A parameter of a function (normally the last one) may be marked with vararg modifier:

fun asList(vararg ts: T): List { val result = ArrayList() for (t in ts) // ts is an Array result.add(t) return result } allowing a variable number of arguments to be passed to the function:

val list = asList(1, 2, 3) Inside a function a vararg-parameter of type T is visible as an array of T, i.e. the ts variable in the example above has type Array.

Only one parameter may be marked as vararg. If a vararg parameter is not the last one in the list, values for the following parameters can be passed using the named argument syntax, or, if the parameter has a function type, by passing a lambda outside parentheses.

When we call a vararg-function, we can pass arguments one-by-one, e.g. asList(1, 2, 3), or, if we already have an array and want to pass its contents to the function, we use the spread operator (prefix the array with *):

val a = arrayOf(1, 2, 3) val list = asList(-1, 0, *a, 4) Function Scope

In Kotlin functions can be declared at top level in a file, meaning you do not need to create a class to hold a function, like languages such as Java, C# or Scala. In addition to top level functions, Kotlin functions can also be declared local, as member functions and extension functions.

Local Functions

Kotlin supports local functions, i.e. a function inside another function

fun dfs(graph: Graph) { fun dfs(current: Vertex, visited: Set) { if (!visited.add(current)) return for (v in current.neighbors) dfs(v, visited) }

dfs(graph.vertices[0], HashSet()) } Local function can access local variables of outer functions (i.e. the closure), so in the case above, the visited can be a local variable

fun dfs(graph: Graph) { val visited = HashSet() fun dfs(current: Vertex) { if (!visited.add(current)) return for (v in current.neighbors) dfs(v) }

dfs(graph.vertices[0]) } Local functions can even return from outer functions using qualified return expressions

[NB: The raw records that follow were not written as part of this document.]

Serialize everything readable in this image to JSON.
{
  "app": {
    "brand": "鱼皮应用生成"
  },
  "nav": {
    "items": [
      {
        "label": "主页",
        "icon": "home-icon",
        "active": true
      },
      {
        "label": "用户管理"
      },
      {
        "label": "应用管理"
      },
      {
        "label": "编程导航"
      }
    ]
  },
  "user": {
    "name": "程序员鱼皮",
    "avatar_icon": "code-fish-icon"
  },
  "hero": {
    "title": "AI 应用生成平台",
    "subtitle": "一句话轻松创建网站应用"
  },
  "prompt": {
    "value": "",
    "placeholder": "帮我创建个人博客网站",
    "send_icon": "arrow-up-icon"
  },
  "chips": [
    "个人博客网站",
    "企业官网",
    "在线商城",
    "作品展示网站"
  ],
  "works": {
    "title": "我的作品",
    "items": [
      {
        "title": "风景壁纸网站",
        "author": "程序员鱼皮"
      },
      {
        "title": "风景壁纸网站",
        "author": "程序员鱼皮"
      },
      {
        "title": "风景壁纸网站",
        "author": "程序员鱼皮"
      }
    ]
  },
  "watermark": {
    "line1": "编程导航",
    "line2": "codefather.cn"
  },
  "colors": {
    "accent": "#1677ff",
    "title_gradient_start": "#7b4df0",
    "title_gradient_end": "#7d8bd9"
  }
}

fun reachable(from: Vertex, to: Vertex): Boolean { val visited = HashSet() fun dfs(current: Vertex) { // here we return from the outer function: if (current == to) return@reachable true // And here -- from local function: if (!visited.add(current)) return for (v in current.neighbors) dfs(v) }

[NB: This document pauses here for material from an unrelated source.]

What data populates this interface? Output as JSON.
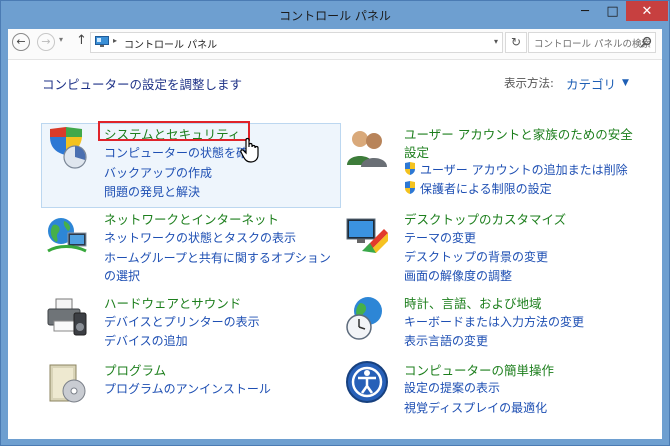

dfs(from) return false // if dfs() did not return true already } Member Functions

A member function is a function that is defined inside a class or object

class Sample() { fun foo() { print(“Foo”) } } Member functions are called with dot notation

Sample().foo() // creates instance of class Sample and calls foo For more information on classes and overriding members see Classes and Inheritance

Generic Functions

Functions can have generic parameters which are specified using angle brackets before the function name

fun singletonList(item: T): List { // ... } For more information on generic functions see Generics

Inline Functions

Inline functions are explained here

Extension Functions

Extension functions are explained in their own section

Higher-Order Functions and Lambdas

Higher-Order functions and Lambdas are explained in their own section

Tail recursive functions

Kotlin supports a style of functional programming known as tail recursion. This allows some algorithms that would normally be written using loops to instead be written using a recursive function, but without the risk of stack overflow. When a function is marked with the tailrec modifier and meets the required form the compiler optimises out the recursion, leaving behind a fast and efficient loop based version instead.

tailrec fun findFixPoint(x: Double = 1.0): Double = if (x == Math.cos(x)) x else findFixPoint(Math.cos(x)) This code calculates the fixpoint of cosine, which is a mathematical constant. It simply calls Math.cos repeatedly starting at 1.0 until the result doesn’t change any more, yielding a result of 0.7390851332151607. The resulting code is equivalent to this more traditional style:

private fun findFixPoint(): Double { var x = 1.0 while (true) { val y = Math.cos(x) if (x == y) return y x = y } } To be eligible for the tailrec modifier, a function must call itself as the last operation it performs. You cannot use tail recursion when there is more code after the recursive call, and you cannot use it within try/catch/finally blocks. Currently tail recursion is only supported in the JVM backend.